(NEXSTAR) — Northern U.S. states from New York to Washington and potentially into Iowa may be able to see the northern lights Sunday, current forecasts show.
In an alert issued Sunday morning, NOAA’s Space Weather Prediction Center warned of a moderate geomagnetic storm, sparked by an Earth-directed coronal mass ejection, or CME.
CMEs are explosions of plasma and magnetic material from the sun that can impact navigation, communication and radio signals on Earth. They’re also able to cause auroras by creating currents in Earth’s magnetic fields that send particles to the North and South Poles, which then interact with oxygen and nitrogen, according to NASA.
The current Earth-directed CME was sparked by a filament eruption on Friday, the SWPC says. It is expected to impact us late Sunday, causing G1-level geomagnetic storms (the lowest level on the five-point scale). G2 storms are likely for Monday.
The SWPC’s current forecast shows Canada and Alaska, blanketed in red in the image below, have the greatest likelihood of seeing the northern lights on Sunday. NOAA predicts the southern extent of the auroras — depicted by the red line on the image below — could reach as far south as northern Nebraska and central Iowa.
That means residents in Washington, northern Idaho, Montana, northern Wyoming, North Dakota, South Dakota, Minnesota, Wisconsin, northern Illinois, Michigan, parts of New York, Vermont, New Hampshire, and Maine may also have the chance to see the aurora.

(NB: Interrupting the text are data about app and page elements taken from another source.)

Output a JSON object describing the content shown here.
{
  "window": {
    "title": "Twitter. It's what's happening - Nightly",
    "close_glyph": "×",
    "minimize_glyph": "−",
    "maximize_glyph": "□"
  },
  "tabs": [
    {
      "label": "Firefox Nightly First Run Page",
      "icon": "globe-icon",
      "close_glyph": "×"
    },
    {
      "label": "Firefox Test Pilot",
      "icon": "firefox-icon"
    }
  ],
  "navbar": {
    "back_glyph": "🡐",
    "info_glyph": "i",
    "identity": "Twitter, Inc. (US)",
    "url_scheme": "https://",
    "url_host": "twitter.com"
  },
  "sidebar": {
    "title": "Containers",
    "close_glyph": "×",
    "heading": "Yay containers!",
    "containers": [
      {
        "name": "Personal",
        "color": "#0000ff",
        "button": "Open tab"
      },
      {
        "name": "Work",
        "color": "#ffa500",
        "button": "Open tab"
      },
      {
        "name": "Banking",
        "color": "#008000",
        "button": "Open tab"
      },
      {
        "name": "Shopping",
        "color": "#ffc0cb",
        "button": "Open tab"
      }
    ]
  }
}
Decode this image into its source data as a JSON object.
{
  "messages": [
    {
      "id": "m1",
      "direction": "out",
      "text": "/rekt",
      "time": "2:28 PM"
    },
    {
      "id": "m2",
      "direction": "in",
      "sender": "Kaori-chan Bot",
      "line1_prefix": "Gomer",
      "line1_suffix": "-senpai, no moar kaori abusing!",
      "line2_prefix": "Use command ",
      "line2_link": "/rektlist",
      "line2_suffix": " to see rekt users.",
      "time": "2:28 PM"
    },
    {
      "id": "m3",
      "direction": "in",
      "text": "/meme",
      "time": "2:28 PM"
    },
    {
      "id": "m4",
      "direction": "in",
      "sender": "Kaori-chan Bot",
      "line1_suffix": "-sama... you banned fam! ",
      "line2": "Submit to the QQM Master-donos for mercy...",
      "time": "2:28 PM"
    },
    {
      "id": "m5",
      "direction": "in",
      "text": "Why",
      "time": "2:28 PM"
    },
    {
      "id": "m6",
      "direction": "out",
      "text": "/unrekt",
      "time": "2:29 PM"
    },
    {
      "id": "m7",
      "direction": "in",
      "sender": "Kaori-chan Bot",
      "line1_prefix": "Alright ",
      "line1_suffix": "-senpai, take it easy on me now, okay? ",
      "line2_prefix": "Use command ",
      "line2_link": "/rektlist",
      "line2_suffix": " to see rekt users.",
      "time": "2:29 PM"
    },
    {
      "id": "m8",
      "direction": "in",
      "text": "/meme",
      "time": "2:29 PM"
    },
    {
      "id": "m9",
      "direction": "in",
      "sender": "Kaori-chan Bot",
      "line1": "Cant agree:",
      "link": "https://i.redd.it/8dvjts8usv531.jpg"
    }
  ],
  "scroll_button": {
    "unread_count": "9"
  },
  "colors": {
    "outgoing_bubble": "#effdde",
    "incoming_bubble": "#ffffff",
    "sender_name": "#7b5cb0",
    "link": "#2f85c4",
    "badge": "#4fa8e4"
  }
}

While the SWPC is expecting stronger geomagnetic storms for Monday, the forecast isn’t as promising. Alaska and Canada still have a chance to see the northern lights, but the opportunity is slim for those in northern Montana, North Dakota, northern Minnesota, northern Wisconsin, and Michigan’s Upper Peninsula.
However, the SWPC reported Friday that in addition to the Earth-directed CME, a coronal hole high speed stream, or CH HSS, was spotted on the sun. Like CMEs, a CH HSS can cause geomagnetic storms on Earth reaching G1 or G2 levels — which could, in turn, spark more northern lights.
That CH HSS “will likely affect Earth” between Wednesday and Friday, the SWPC said. Aurora forecasts for those days won’t be available until at least Tuesday (the SWPC only shares forecasts for the current day and the next).
We may see even more of the northern lights in the coming months.
The sun is reaching the peak of Solar Cycle 25, an 11-year period in which the sun flips its magnetic poles, sparking space weather like CMEs and CH HSSs. New forecasts show it could come quicker and be stronger than previously thought from January to October next year.
That could not only mean more northern lights occurrences — with possibly more opportunities for those in the southern U.S. to see them — but impacts on our infrastructure.
An added bonus of the current solar cycle? The April 8, 2024, total solar eclipse will occur near cycle maximum, meaning a good show for skywatchers, NOAA explains.